-- INFORMATION SUPPLIED follows --

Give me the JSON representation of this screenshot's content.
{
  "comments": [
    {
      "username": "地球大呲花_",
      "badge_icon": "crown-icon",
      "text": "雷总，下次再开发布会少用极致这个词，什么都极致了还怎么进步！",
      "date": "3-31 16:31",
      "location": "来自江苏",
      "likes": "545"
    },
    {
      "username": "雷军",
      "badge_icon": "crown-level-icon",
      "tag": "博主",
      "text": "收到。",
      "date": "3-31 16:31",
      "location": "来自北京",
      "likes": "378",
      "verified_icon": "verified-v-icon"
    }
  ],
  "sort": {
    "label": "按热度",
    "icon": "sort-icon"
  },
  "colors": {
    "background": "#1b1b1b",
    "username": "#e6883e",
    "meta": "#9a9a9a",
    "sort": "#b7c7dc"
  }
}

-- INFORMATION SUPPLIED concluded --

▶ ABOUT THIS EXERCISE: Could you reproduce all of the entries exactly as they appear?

▶ ANSWER SPACE:
Give me the JSON representation of this screenshot's content.
{
  "comments": [
    {
      "username": "地球大呲花_",
      "badge_icon": "crown-icon",
      "text": "雷总，下次再开发布会少用极致这个词，什么都极致了还怎么进步！",
      "date": "3-31 16:31",
      "location": "来自江苏",
      "likes": "545"
    },
    {
      "username": "雷军",
      "badge_icon": "crown-level-icon",
      "tag": "博主",
      "text": "收到。",
      "date": "3-31 16:31",
      "location": "来自北京",
      "likes": "378",
      "verified_icon": "verified-v-icon"
    }
  ],
  "sort": {
    "label": "按热度",
    "icon": "sort-icon"
  },
  "colors": {
    "background": "#1b1b1b",
    "username": "#e6883e",
    "meta": "#9a9a9a",
    "sort": "#b7c7dc"
  }
}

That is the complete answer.